Left: Heather, grade four. Right: Lindsay, grade five.
Mehndi are temporary works of art created by painting with henna plant extract. Mehndi is
a traditional art form that dates back to
before the twelfth century AD. Henna
stain found on the fingers and toes of
mummified pharaohs has led some
people to believe that mehndi can be
traced back to ancient Egypt.
Indian weddings are not complete
without a mehndi ceremony where the
bride’s hands and feet are adorned with
henna ink. While the bride is being
inked, women enjoy food, drinks, and
performances of traditional Indian
I introduced mehndi art to my fifth
grade students and compared it to
tattoo art and to some of my own permanent marker drawings. We talked
about the similarities and differences
between them. I also showed a video of
a modern mehndi wedding ceremony.
I asked students
to place their
hands (and arms)
paper and have a partner trace them
using pencil. I reminded students to
trace lightly so that the pencil marks
could be erased. I required students to
trace each hand at least once and overlap at least once, but I encouraged them
to add more hands and arms for a more
complete piece. After they erased the
lines that were not necessary, students
traced over their pencil lines using an
ultra-fine-point permanent marker.
I made sure to show several examples of completed mehndi designs
along with images of traditional
mehndi patterns including paisley,
straight lines, scallops, leaves, and
dots. We discussed how the shapes
flow from one to the other, and how
the designs are symmetrical from one
hand to the other.
I showed how combining shapes and
lines and filling in the spaces could
create a mehndi design, and modeled
radial design and building the whole
design from a central starting point. I
encouraged students to work from their
central starting point and finish that
hand and arm before going on to the
next one. After discussing symmetry,
students were able re-create the same
design on the opposite hand.
After all of the hands and arms were
completely filled in with designs, I had
students use a wet-on-dry watercolor
technique around the outside of their
mehndi drawings. They chose one
color and outlined their hands (
making sure not to forget the small spaces
between overlapping fingers), and I
encouraged them to keep the paint on
the outside of the line.
After the outline of color was complete, students rinsed their brushes and
added water to the paper, causing the
outline of color to bleed out and “wash
over” the paper to the edges.
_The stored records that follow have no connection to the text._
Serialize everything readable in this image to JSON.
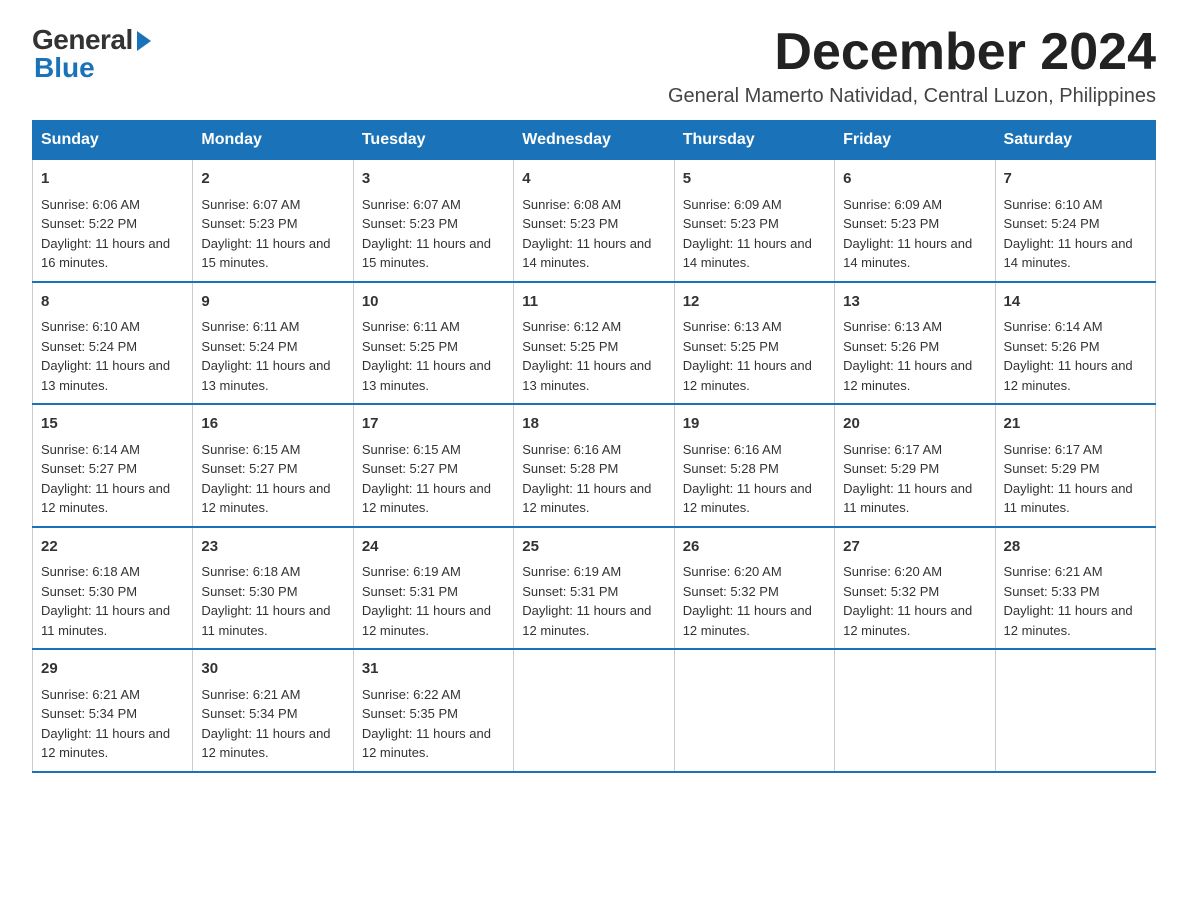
{
  "logo": {
    "text_general": "General",
    "text_blue": "Blue"
  },
  "header": {
    "month_title": "December 2024",
    "subtitle": "General Mamerto Natividad, Central Luzon, Philippines"
  },
  "weekdays": [
    "Sunday",
    "Monday",
    "Tuesday",
    "Wednesday",
    "Thursday",
    "Friday",
    "Saturday"
  ],
  "weeks": [
    [
      {
        "day": "1",
        "sunrise": "6:06 AM",
        "sunset": "5:22 PM",
        "daylight": "11 hours and 16 minutes."
      },
      {
        "day": "2",
        "sunrise": "6:07 AM",
        "sunset": "5:23 PM",
        "daylight": "11 hours and 15 minutes."
      },
      {
        "day": "3",
        "sunrise": "6:07 AM",
        "sunset": "5:23 PM",
        "daylight": "11 hours and 15 minutes."
      },
      {
        "day": "4",
        "sunrise": "6:08 AM",
        "sunset": "5:23 PM",
        "daylight": "11 hours and 14 minutes."
      },
      {
        "day": "5",
        "sunrise": "6:09 AM",
        "sunset": "5:23 PM",
        "daylight": "11 hours and 14 minutes."
      },
      {
        "day": "6",
        "sunrise": "6:09 AM",
        "sunset": "5:23 PM",
        "daylight": "11 hours and 14 minutes."
      },
      {
        "day": "7",
        "sunrise": "6:10 AM",
        "sunset": "5:24 PM",
        "daylight": "11 hours and 14 minutes."
      }
    ],
    [
      {
        "day": "8",
        "sunrise": "6:10 AM",
        "sunset": "5:24 PM",
        "daylight": "11 hours and 13 minutes."
      },
      {
        "day": "9",
        "sunrise": "6:11 AM",
        "sunset": "5:24 PM",
        "daylight": "11 hours and 13 minutes."
      },
      {
        "day": "10",
        "sunrise": "6:11 AM",
        "sunset": "5:25 PM",
        "daylight": "11 hours and 13 minutes."
      },
      {
        "day": "11",
        "sunrise": "6:12 AM",
        "sunset": "5:25 PM",
        "daylight": "11 hours and 13 minutes."
      },
      {
        "day": "12",
        "sunrise": "6:13 AM",
        "sunset": "5:25 PM",
        "daylight": "11 hours and 12 minutes."
      },
      {
        "day": "13",
        "sunrise": "6:13 AM",
        "sunset": "5:26 PM",
        "daylight": "11 hours and 12 minutes."
      },
      {
        "day": "14",
        "sunrise": "6:14 AM",
        "sunset": "5:26 PM",
        "daylight": "11 hours and 12 minutes."
      }
    ],
    [
      {
        "day": "15",
        "sunrise": "6:14 AM",
        "sunset": "5:27 PM",
        "daylight": "11 hours and 12 minutes."
      },
      {
        "day": "16",
        "sunrise": "6:15 AM",
        "sunset": "5:27 PM",
        "daylight": "11 hours and 12 minutes."
      },
      {
        "day": "17",
        "sunrise": "6:15 AM",
        "sunset": "5:27 PM",
        "daylight": "11 hours and 12 minutes."
      },
      {
        "day": "18",
        "sunrise": "6:16 AM",
        "sunset": "5:28 PM",
        "daylight": "11 hours and 12 minutes."
      },
      {
        "day": "19",
        "sunrise": "6:16 AM",
        "sunset": "5:28 PM",
        "daylight": "11 hours and 12 minutes."
      },
      {
        "day": "20",
        "sunrise": "6:17 AM",
        "sunset": "5:29 PM",
        "daylight": "11 hours and 11 minutes."
      },
      {
        "day": "21",
        "sunrise": "6:17 AM",
        "sunset": "5:29 PM",
        "daylight": "11 hours and 11 minutes."
      }
    ],
    [
      {
        "day": "22",
        "sunrise": "6:18 AM",
        "sunset": "5:30 PM",
        "daylight": "11 hours and 11 minutes."
      },
      {
        "day": "23",
        "sunrise": "6:18 AM",
        "sunset": "5:30 PM",
        "daylight": "11 hours and 11 minutes."
      },
      {
        "day": "24",
        "sunrise": "6:19 AM",
        "sunset": "5:31 PM",
        "daylight": "11 hours and 12 minutes."
      },
      {
        "day": "25",
        "sunrise": "6:19 AM",
        "sunset": "5:31 PM",
        "daylight": "11 hours and 12 minutes."
      },
      {
        "day": "26",
        "sunrise": "6:20 AM",
        "sunset": "5:32 PM",
        "daylight": "11 hours and 12 minutes."
      },
      {
        "day": "27",
        "sunrise": "6:20 AM",
        "sunset": "5:32 PM",
        "daylight": "11 hours and 12 minutes."
      },
      {
        "day": "28",
        "sunrise": "6:21 AM",
        "sunset": "5:33 PM",
        "daylight": "11 hours and 12 minutes."
      }
    ],
    [
      {
        "day": "29",
        "sunrise": "6:21 AM",
        "sunset": "5:34 PM",
        "daylight": "11 hours and 12 minutes."
      },
      {
        "day": "30",
        "sunrise": "6:21 AM",
        "sunset": "5:34 PM",
        "daylight": "11 hours and 12 minutes."
      },
      {
        "day": "31",
        "sunrise": "6:22 AM",
        "sunset": "5:35 PM",
        "daylight": "11 hours and 12 minutes."
      },
      null,
      null,
      null,
      null
    ]
  ]
}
I encouraged students to have a heavy concentration of color closest to the lines.
These mehndi creations have never
been anything but successful and absolutely dynamic!
Stacy Sturgell is an art teacher at Cross
Oaks Elementary School in Denton, Texas.
Go to schoolartsonline.
com to read about creating
mehndi designs with henna.